Jeff McCreight crosses the rubicon with this allegory of summer joy at Avant Garde Tudela 2020. The American painter brings these two jumping boys to the river to cool off just as the heat of July is arriving to cook us all.
When it comes to street art and murals, as you know, context is everything and this spot at Paseo del Castillo is the environment that frames your childhood dreams, and hopefully, one many child will yet enjoy.
Japan’s Mina Hamada has just completed her mural for the 2020 edition of Avant Garde Tudela in Spain. Curated by artist Jorge Rodríguez-Gerada and organized by Tudela-Cultura, the northern Spanish city has been home to a number of murals in the last decade or so from names most street art fans will recognize, and despite being in the middle of Covid-19 lockdown and gradual stages of liberation, this show finds no excuse to stop.
“Betting on culture is always risky, even more nowadays,” say organizers, but the results are solid. Three new medium and large scale murals my Hamada, Miss Van, and Jeff McCreight were added to the twenty-one brought in the previous edition of the festival.
Here we see that Hamada’s universe of shapes and color call out the natural world and environmental elements.
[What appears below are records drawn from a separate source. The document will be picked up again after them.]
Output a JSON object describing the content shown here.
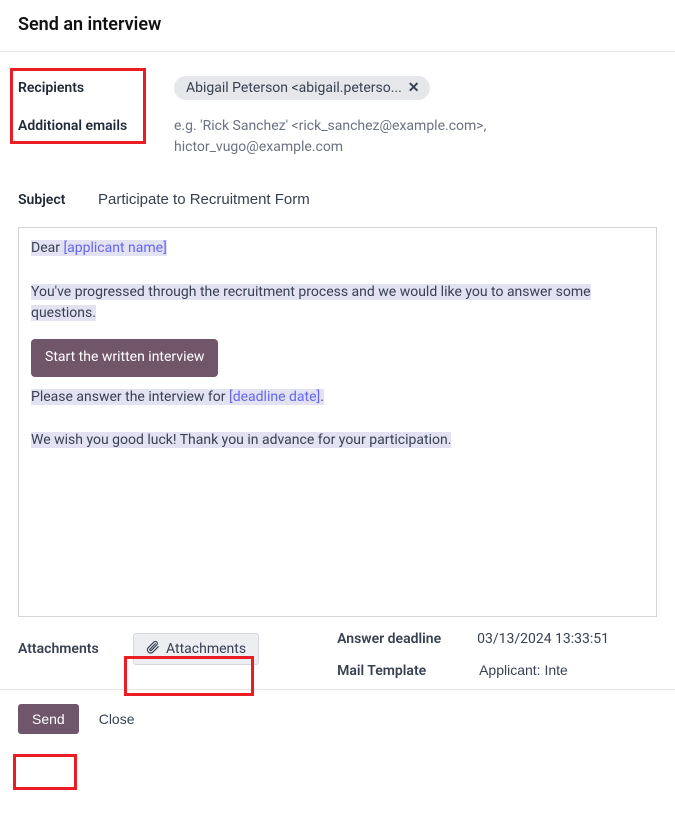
{
  "modal": {
    "title": "Send an interview"
  },
  "form": {
    "labels": {
      "recipients": "Recipients",
      "additional_emails": "Additional emails",
      "subject": "Subject",
      "attachments": "Attachments",
      "answer_deadline": "Answer deadline",
      "mail_template": "Mail Template"
    },
    "recipients": [
      {
        "display": "Abigail Peterson <abigail.peterso..."
      }
    ],
    "additional_emails_placeholder": "e.g.  'Rick Sanchez' <rick_sanchez@example.com>, hictor_vugo@example.com",
    "subject_value": "Participate to Recruitment Form",
    "body": {
      "greeting_prefix": "Dear ",
      "greeting_token": "[applicant name]",
      "p1": "You've progressed through the recruitment process and we would like you to answer some questions.",
      "start_button": "Start the written interview",
      "p2_prefix": "Please answer the interview for ",
      "p2_token": "[deadline date]",
      "p2_suffix": ".",
      "p3": "We wish you good luck! Thank you in advance for your participation."
    },
    "attachments_button": "Attachments",
    "answer_deadline_value": "03/13/2024 13:33:51",
    "mail_template_value": "Applicant: Inte"
  },
  "footer": {
    "send": "Send",
    "close": "Close"
  },
  "icons": {
    "remove_tag": "✕",
    "clip": "📎"
  }
}
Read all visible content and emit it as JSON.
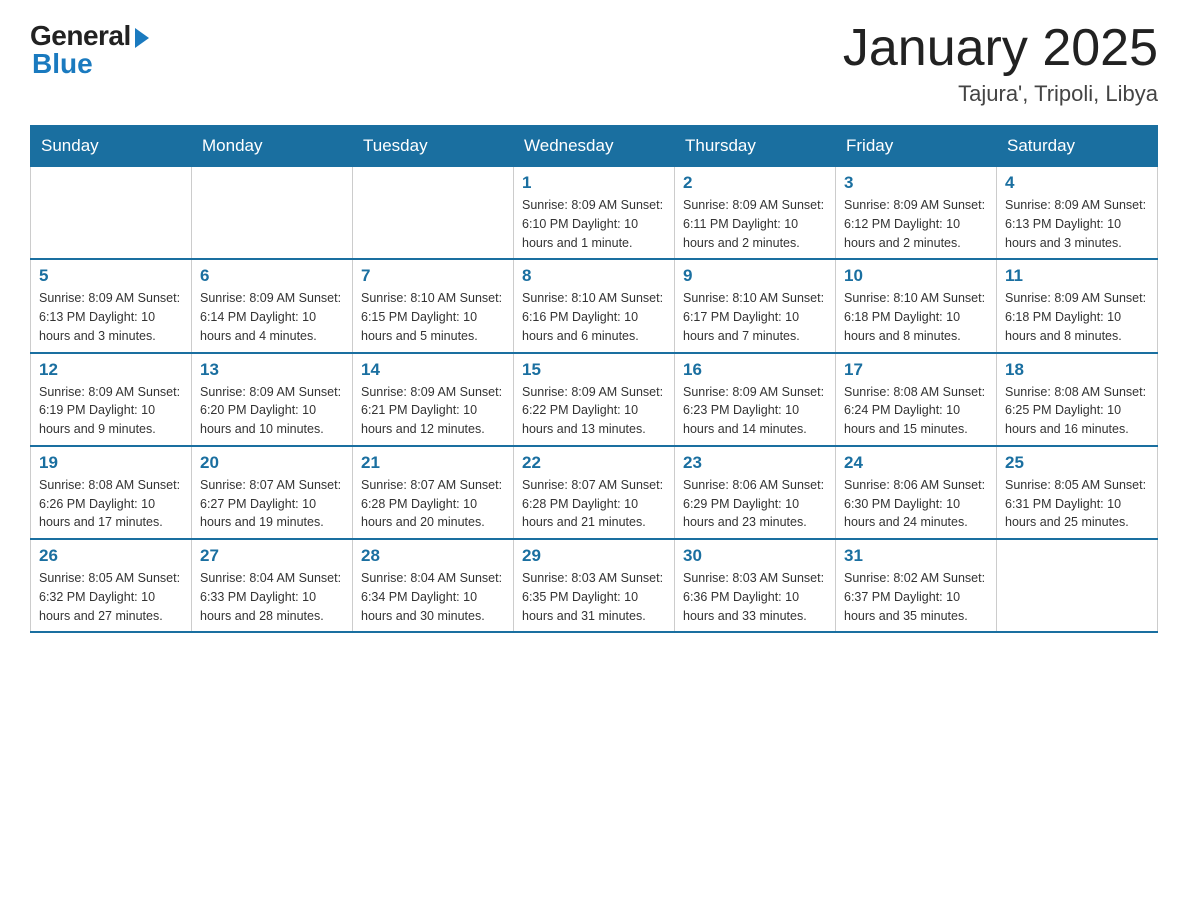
{
  "header": {
    "logo_general": "General",
    "logo_blue": "Blue",
    "month_title": "January 2025",
    "location": "Tajura', Tripoli, Libya"
  },
  "days_of_week": [
    "Sunday",
    "Monday",
    "Tuesday",
    "Wednesday",
    "Thursday",
    "Friday",
    "Saturday"
  ],
  "weeks": [
    [
      {
        "day": "",
        "info": ""
      },
      {
        "day": "",
        "info": ""
      },
      {
        "day": "",
        "info": ""
      },
      {
        "day": "1",
        "info": "Sunrise: 8:09 AM\nSunset: 6:10 PM\nDaylight: 10 hours and 1 minute."
      },
      {
        "day": "2",
        "info": "Sunrise: 8:09 AM\nSunset: 6:11 PM\nDaylight: 10 hours and 2 minutes."
      },
      {
        "day": "3",
        "info": "Sunrise: 8:09 AM\nSunset: 6:12 PM\nDaylight: 10 hours and 2 minutes."
      },
      {
        "day": "4",
        "info": "Sunrise: 8:09 AM\nSunset: 6:13 PM\nDaylight: 10 hours and 3 minutes."
      }
    ],
    [
      {
        "day": "5",
        "info": "Sunrise: 8:09 AM\nSunset: 6:13 PM\nDaylight: 10 hours and 3 minutes."
      },
      {
        "day": "6",
        "info": "Sunrise: 8:09 AM\nSunset: 6:14 PM\nDaylight: 10 hours and 4 minutes."
      },
      {
        "day": "7",
        "info": "Sunrise: 8:10 AM\nSunset: 6:15 PM\nDaylight: 10 hours and 5 minutes."
      },
      {
        "day": "8",
        "info": "Sunrise: 8:10 AM\nSunset: 6:16 PM\nDaylight: 10 hours and 6 minutes."
      },
      {
        "day": "9",
        "info": "Sunrise: 8:10 AM\nSunset: 6:17 PM\nDaylight: 10 hours and 7 minutes."
      },
      {
        "day": "10",
        "info": "Sunrise: 8:10 AM\nSunset: 6:18 PM\nDaylight: 10 hours and 8 minutes."
      },
      {
        "day": "11",
        "info": "Sunrise: 8:09 AM\nSunset: 6:18 PM\nDaylight: 10 hours and 8 minutes."
      }
    ],
    [
      {
        "day": "12",
        "info": "Sunrise: 8:09 AM\nSunset: 6:19 PM\nDaylight: 10 hours and 9 minutes."
      },
      {
        "day": "13",
        "info": "Sunrise: 8:09 AM\nSunset: 6:20 PM\nDaylight: 10 hours and 10 minutes."
      },
      {
        "day": "14",
        "info": "Sunrise: 8:09 AM\nSunset: 6:21 PM\nDaylight: 10 hours and 12 minutes."
      },
      {
        "day": "15",
        "info": "Sunrise: 8:09 AM\nSunset: 6:22 PM\nDaylight: 10 hours and 13 minutes."
      },
      {
        "day": "16",
        "info": "Sunrise: 8:09 AM\nSunset: 6:23 PM\nDaylight: 10 hours and 14 minutes."
      },
      {
        "day": "17",
        "info": "Sunrise: 8:08 AM\nSunset: 6:24 PM\nDaylight: 10 hours and 15 minutes."
      },
      {
        "day": "18",
        "info": "Sunrise: 8:08 AM\nSunset: 6:25 PM\nDaylight: 10 hours and 16 minutes."
      }
    ],
    [
      {
        "day": "19",
        "info": "Sunrise: 8:08 AM\nSunset: 6:26 PM\nDaylight: 10 hours and 17 minutes."
      },
      {
        "day": "20",
        "info": "Sunrise: 8:07 AM\nSunset: 6:27 PM\nDaylight: 10 hours and 19 minutes."
      },
      {
        "day": "21",
        "info": "Sunrise: 8:07 AM\nSunset: 6:28 PM\nDaylight: 10 hours and 20 minutes."
      },
      {
        "day": "22",
        "info": "Sunrise: 8:07 AM\nSunset: 6:28 PM\nDaylight: 10 hours and 21 minutes."
      },
      {
        "day": "23",
        "info": "Sunrise: 8:06 AM\nSunset: 6:29 PM\nDaylight: 10 hours and 23 minutes."
      },
      {
        "day": "24",
        "info": "Sunrise: 8:06 AM\nSunset: 6:30 PM\nDaylight: 10 hours and 24 minutes."
      },
      {
        "day": "25",
        "info": "Sunrise: 8:05 AM\nSunset: 6:31 PM\nDaylight: 10 hours and 25 minutes."
      }
    ],
    [
      {
        "day": "26",
        "info": "Sunrise: 8:05 AM\nSunset: 6:32 PM\nDaylight: 10 hours and 27 minutes."
      },
      {
        "day": "27",
        "info": "Sunrise: 8:04 AM\nSunset: 6:33 PM\nDaylight: 10 hours and 28 minutes."
      },
      {
        "day": "28",
        "info": "Sunrise: 8:04 AM\nSunset: 6:34 PM\nDaylight: 10 hours and 30 minutes."
      },
      {
        "day": "29",
        "info": "Sunrise: 8:03 AM\nSunset: 6:35 PM\nDaylight: 10 hours and 31 minutes."
      },
      {
        "day": "30",
        "info": "Sunrise: 8:03 AM\nSunset: 6:36 PM\nDaylight: 10 hours and 33 minutes."
      },
      {
        "day": "31",
        "info": "Sunrise: 8:02 AM\nSunset: 6:37 PM\nDaylight: 10 hours and 35 minutes."
      },
      {
        "day": "",
        "info": ""
      }
    ]
  ]
}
Flora and plant life react to the stimuli of wind and water, with Mina interpreting her relationship with them all.
This story starts in Greenpoint, Brooklyn and ends in Madrid, Spain but its focus is global in nature.
With the earth at the center of the eye, Jorge Rodriguez-Gerada tells us that the first of two murals he painted for the recent COP 25 conferences is called “Forest Focus.” As the world has been watching the largest forests of Australia burning this month, he clearly knows what we’re all facing.
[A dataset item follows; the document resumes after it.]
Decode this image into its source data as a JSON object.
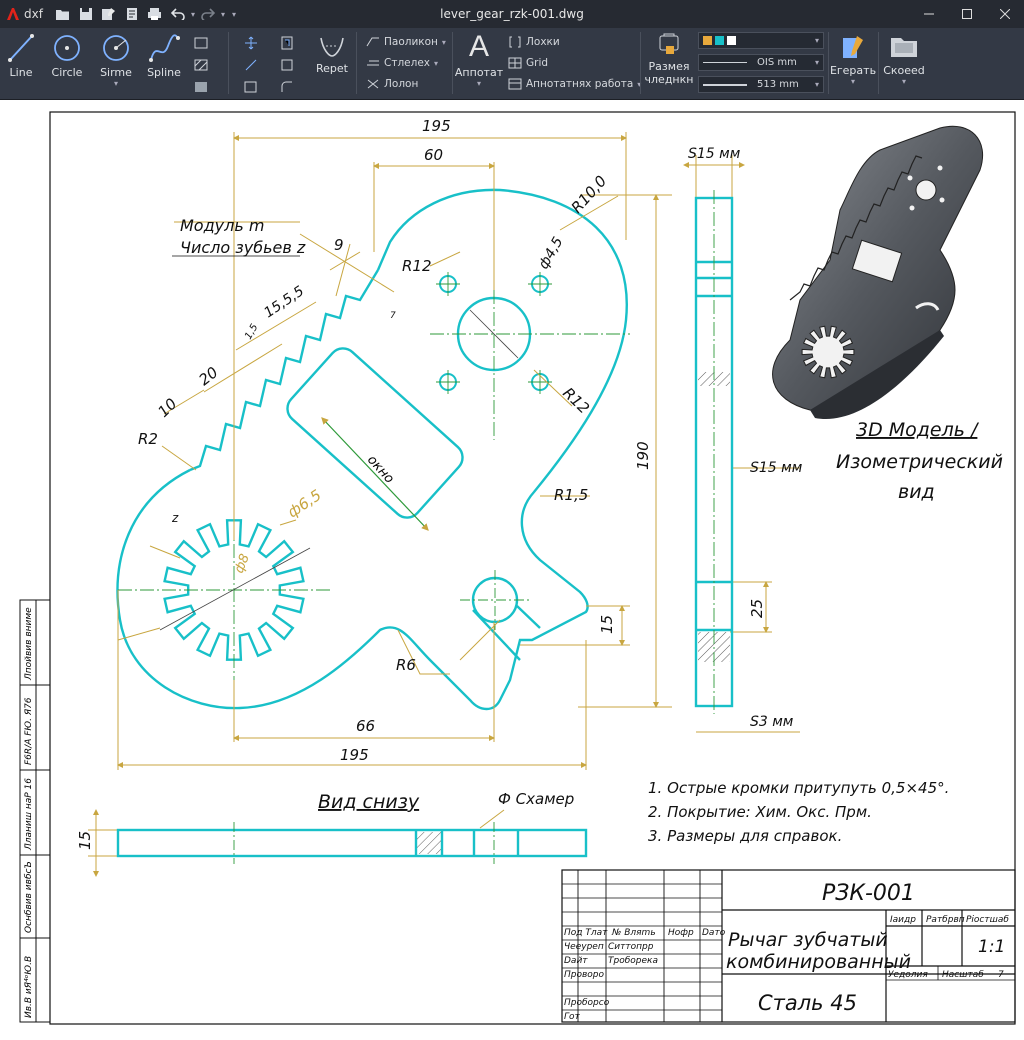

“With an image of the world as the iris,” he says, “This mural has an artistic focal point that symbolizes the values set forth at the COP25 conference being held in Madrid.”
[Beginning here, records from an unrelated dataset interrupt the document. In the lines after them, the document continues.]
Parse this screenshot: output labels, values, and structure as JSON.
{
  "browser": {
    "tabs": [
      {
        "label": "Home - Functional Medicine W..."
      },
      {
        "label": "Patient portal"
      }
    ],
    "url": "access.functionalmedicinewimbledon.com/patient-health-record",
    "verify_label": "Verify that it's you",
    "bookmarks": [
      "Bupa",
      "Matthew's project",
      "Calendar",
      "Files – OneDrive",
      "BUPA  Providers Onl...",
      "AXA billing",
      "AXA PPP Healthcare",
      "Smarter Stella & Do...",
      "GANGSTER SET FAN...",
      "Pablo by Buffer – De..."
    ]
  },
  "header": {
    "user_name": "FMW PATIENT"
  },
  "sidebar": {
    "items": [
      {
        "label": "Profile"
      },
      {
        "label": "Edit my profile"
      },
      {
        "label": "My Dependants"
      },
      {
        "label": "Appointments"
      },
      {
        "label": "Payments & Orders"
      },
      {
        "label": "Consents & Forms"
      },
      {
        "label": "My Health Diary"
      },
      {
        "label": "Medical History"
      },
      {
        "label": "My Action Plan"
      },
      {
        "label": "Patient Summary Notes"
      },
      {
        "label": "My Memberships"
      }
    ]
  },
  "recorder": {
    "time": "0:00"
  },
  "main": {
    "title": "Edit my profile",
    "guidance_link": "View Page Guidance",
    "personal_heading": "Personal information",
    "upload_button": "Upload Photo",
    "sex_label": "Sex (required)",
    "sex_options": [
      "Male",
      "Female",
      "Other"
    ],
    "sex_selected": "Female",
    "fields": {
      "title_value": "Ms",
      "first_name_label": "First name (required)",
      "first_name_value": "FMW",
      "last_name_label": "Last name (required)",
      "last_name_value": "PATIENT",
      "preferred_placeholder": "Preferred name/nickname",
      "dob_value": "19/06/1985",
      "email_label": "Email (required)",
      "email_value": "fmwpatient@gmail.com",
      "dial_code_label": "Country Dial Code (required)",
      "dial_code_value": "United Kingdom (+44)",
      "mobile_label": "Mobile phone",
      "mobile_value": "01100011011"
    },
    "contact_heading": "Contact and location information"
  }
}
The Cuban-born Street Artist, now based in Barcelona, was partnering with a public art program/platform called GreenPoint EARTH during the United Nations Framework Convention on Climate Change (UNFCCC) conference, or COP 25 to create two new street art pieces.
Well known for his “Terrestrial Series” of artworks spread over masses of land that are visible by planes flying overhead, Rodriguez-Gerada blends social and ecological themes seamlessly with sometimes profound results.
His second mural of the series is a portrait of Hilda Pérez, a person indigenous to Peru and theVice President of the National Organization of Andean and Amazonian Indigenous Women of Peru (ONAMIAP). The team says she was chosen to represent indigenous people because their voices are frequently marginalized in discussions about ecology and climate change, despite occupying 25-50 percent of the Earth’s land.
“We need to think of every tool in our toolkit because time is ultimately running out,” said Greenpoint Innovations founder Stephen Donofrio at a panel discussion with the artist at the Action Hub Event during the COP25.
He was speaking about the pivotal role that Street Art has been able to fill in education, as well as his own interest in partnering with artists and other collaborators to raise awareness for a myriad of environmental issues. “That’s why it’s really important that Chile/Madrid COP25 has this really strong message that it’s time for action.”
more plans to involve Street Artists around the world “to inspire climate action with
positive messages about the interconnected themes of nature, people, and
climate,” Donofrio says he believes that the
power of communication that Street Artists wield can be focused to make real,
“The connectivity is really important
in these projects to establish that we are dealing with globally challenging issues
that boil down to a really local consequence.”